The renowned 19th-century French photographer, Charles Marville, has remained a mystery for so long partly because documents that would shed light on his biography were thought to have disappeared in a fire that consumed Paris' city hall in 1870. The whereabouts of others were simply unknown. However, new research by exhibition curator Sarah Kennel and independent researcher Daniel Catan has uncovered a wealth of documents that have been critical in reconstructing Marville's personal and professional biography.
Both Kennel and Catan have made astounding discoveries in Parisian archives that have provided the basis for a completely new history of Marville. The most important revelation is his given name: Charles-François Bossu. Born into an established Parisian family in 1813 (and not 1816, as previously thought), the young Bossu adopted the pseudonym Marville just as he was embarking on a career as an illustrator and painter in the early 1830s. Although he continued to be known as Marville until his death in Paris on June 1, 1879, (two facts also just uncovered), he never formally changed his name and therefore many of the legal documents pertaining to his life have gone unnoticed for decades.
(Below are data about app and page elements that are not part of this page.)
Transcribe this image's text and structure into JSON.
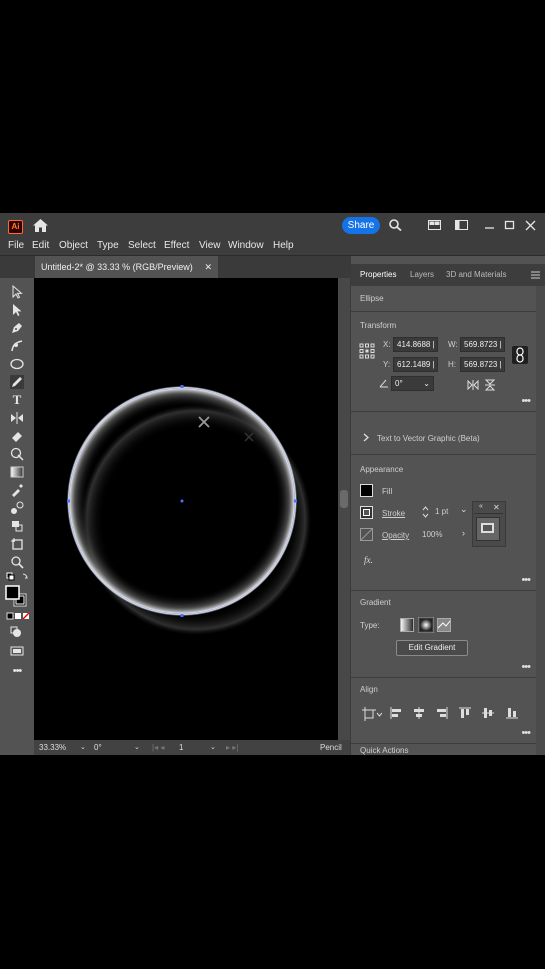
{
  "app": {
    "logo_text": "Ai",
    "share_label": "Share"
  },
  "menu": [
    "File",
    "Edit",
    "Object",
    "Type",
    "Select",
    "Effect",
    "View",
    "Window",
    "Help"
  ],
  "document": {
    "tab_title": "Untitled-2* @ 33.33 % (RGB/Preview)",
    "close": "✕"
  },
  "status": {
    "zoom": "33.33%",
    "rotation": "0°",
    "artboard": "1",
    "tool": "Pencil"
  },
  "properties": {
    "tabs": [
      "Properties",
      "Layers",
      "3D and Materials"
    ],
    "selection": "Ellipse",
    "transform": {
      "heading": "Transform",
      "x_label": "X:",
      "x": "414.8688 |",
      "y_label": "Y:",
      "y": "612.1489 |",
      "w_label": "W:",
      "w": "569.8723 |",
      "h_label": "H:",
      "h": "569.8723 |",
      "angle": "0°"
    },
    "text_to_vector": "Text to Vector Graphic (Beta)",
    "appearance": {
      "heading": "Appearance",
      "fill_label": "Fill",
      "stroke_label": "Stroke",
      "stroke_weight": "1 pt",
      "opacity_label": "Opacity",
      "opacity": "100%",
      "fx": "fx."
    },
    "gradient": {
      "heading": "Gradient",
      "type_label": "Type:",
      "edit_button": "Edit Gradient"
    },
    "align_heading": "Align",
    "quick_actions": "Quick Actions"
  },
  "colors": {
    "accent": "#1473e6",
    "panel": "#535353",
    "chrome": "#3d3d3d",
    "canvas": "#000000"
  }
}
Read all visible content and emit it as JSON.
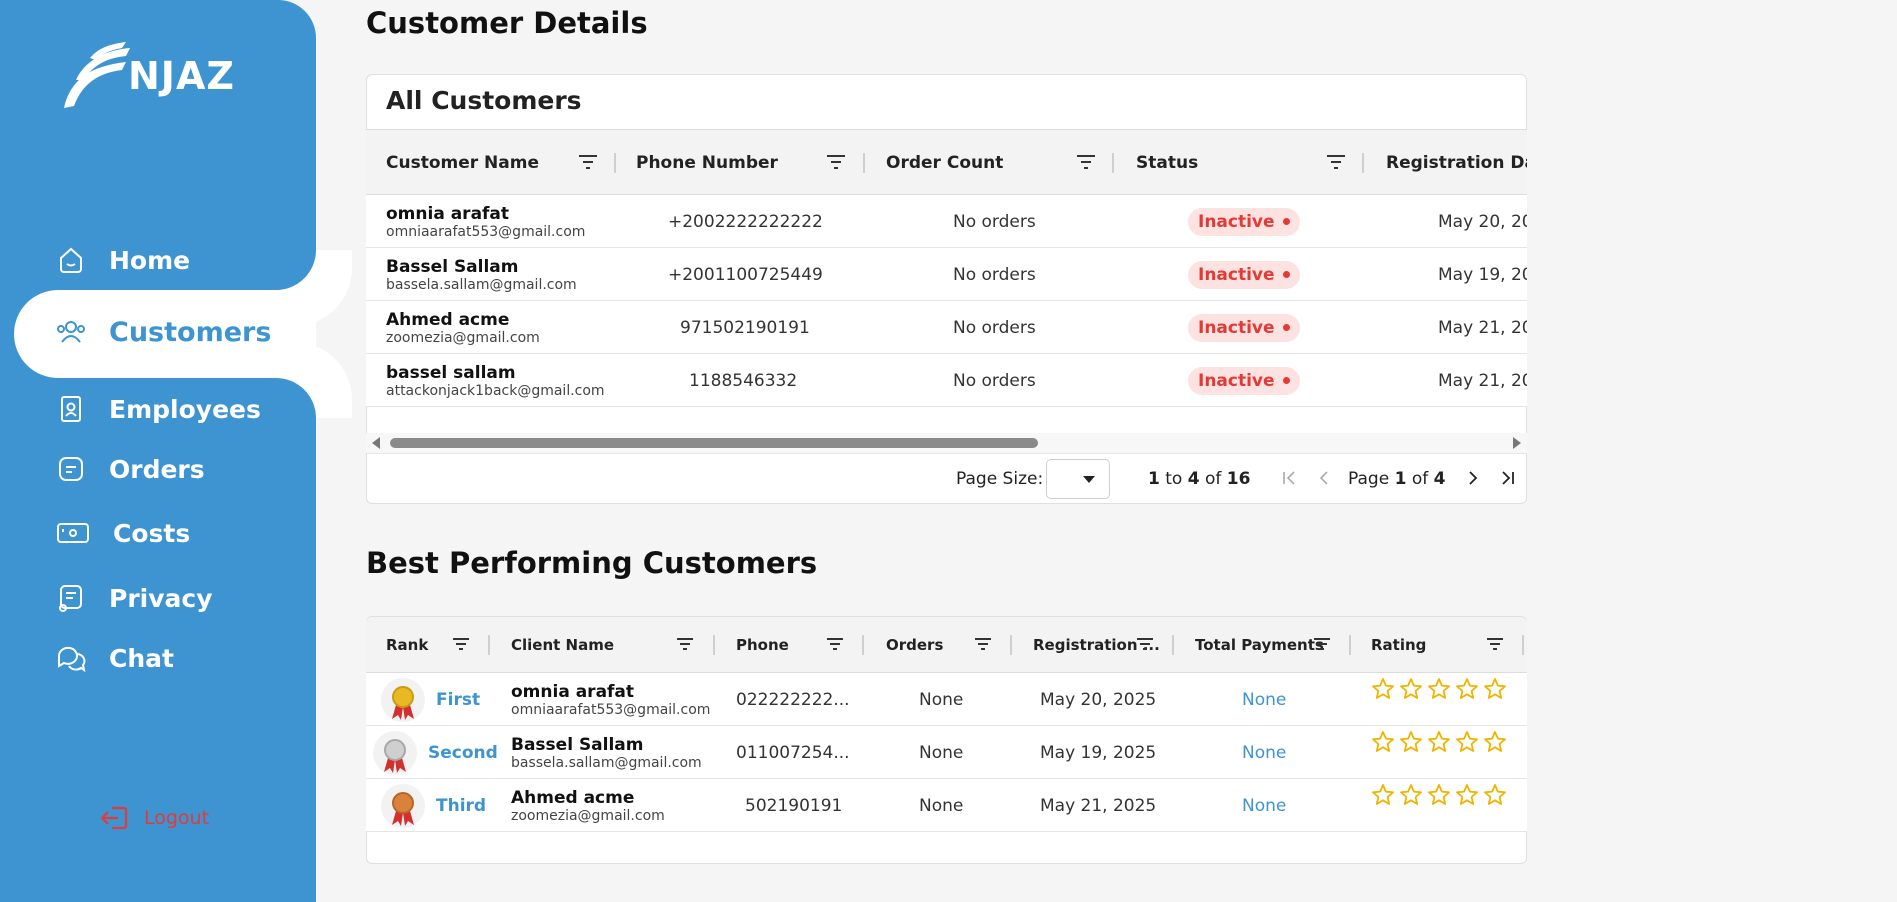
{
  "brand": {
    "name": "NJAZ"
  },
  "sidebar": {
    "items": [
      {
        "label": "Home",
        "icon": "home-icon"
      },
      {
        "label": "Customers",
        "icon": "users-icon"
      },
      {
        "label": "Employees",
        "icon": "id-badge-icon"
      },
      {
        "label": "Orders",
        "icon": "orders-icon"
      },
      {
        "label": "Costs",
        "icon": "money-icon"
      },
      {
        "label": "Privacy",
        "icon": "privacy-icon"
      },
      {
        "label": "Chat",
        "icon": "chat-icon"
      }
    ],
    "active": "Customers",
    "logout_label": "Logout"
  },
  "main": {
    "title": "Customer Details",
    "all_customers": {
      "title": "All Customers",
      "columns": [
        "Customer Name",
        "Phone Number",
        "Order Count",
        "Status",
        "Registration Date"
      ],
      "rows": [
        {
          "name": "omnia arafat",
          "email": "omniaarafat553@gmail.com",
          "phone": "+2002222222222",
          "orders": "No orders",
          "status": "Inactive",
          "date": "May 20, 20"
        },
        {
          "name": "Bassel Sallam",
          "email": "bassela.sallam@gmail.com",
          "phone": "+2001100725449",
          "orders": "No orders",
          "status": "Inactive",
          "date": "May 19, 20"
        },
        {
          "name": "Ahmed acme",
          "email": "zoomezia@gmail.com",
          "phone": "971502190191",
          "orders": "No orders",
          "status": "Inactive",
          "date": "May 21, 20"
        },
        {
          "name": "bassel sallam",
          "email": "attackonjack1back@gmail.com",
          "phone": "1188546332",
          "orders": "No orders",
          "status": "Inactive",
          "date": "May 21, 20"
        }
      ],
      "pager": {
        "page_size_label": "Page Size:",
        "range_from": "1",
        "range_to_word": "to",
        "range_to": "4",
        "range_of_word": "of",
        "range_total": "16",
        "page_word": "Page",
        "page_current": "1",
        "page_of_word": "of",
        "page_total": "4"
      }
    },
    "best": {
      "title": "Best Performing Customers",
      "columns": [
        "Rank",
        "Client Name",
        "Phone",
        "Orders",
        "Registration ...",
        "Total Payments",
        "Rating"
      ],
      "rows": [
        {
          "rank": "First",
          "medal_color": "#e8b923",
          "name": "omnia arafat",
          "email": "omniaarafat553@gmail.com",
          "phone": "022222222...",
          "orders": "None",
          "date": "May 20, 2025",
          "payments": "None",
          "rating": 0
        },
        {
          "rank": "Second",
          "medal_color": "#c7c7c7",
          "name": "Bassel Sallam",
          "email": "bassela.sallam@gmail.com",
          "phone": "011007254...",
          "orders": "None",
          "date": "May 19, 2025",
          "payments": "None",
          "rating": 0
        },
        {
          "rank": "Third",
          "medal_color": "#d9823b",
          "name": "Ahmed acme",
          "email": "zoomezia@gmail.com",
          "phone": "502190191",
          "orders": "None",
          "date": "May 21, 2025",
          "payments": "None",
          "rating": 0
        }
      ]
    }
  },
  "colors": {
    "primary": "#3d94d1",
    "danger": "#e53935",
    "star": "#f0b400"
  }
}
The first exhibition in the United States and the very first scholarly catalogue on Marville will present recently discovered, groundbreaking scholarship informing his art, including his identity, background, and family life. On view at the National Gallery of Art, Washington, from October 1, 2012 through January 6, 2013, Charles Marville, 1813–1879 will include some 100 photographs that represent the artist's entire career, from his city scenes and landscape and architectural studies of Europe in the early 1850s to his compelling photographs of Paris and its environs in the late 1870s. The exhibition is organized by the National Gallery of Art, Washington.
Photo: Rue de Constantine, Paris; Charles Marville c1865 (Metropolitan Museum of Art )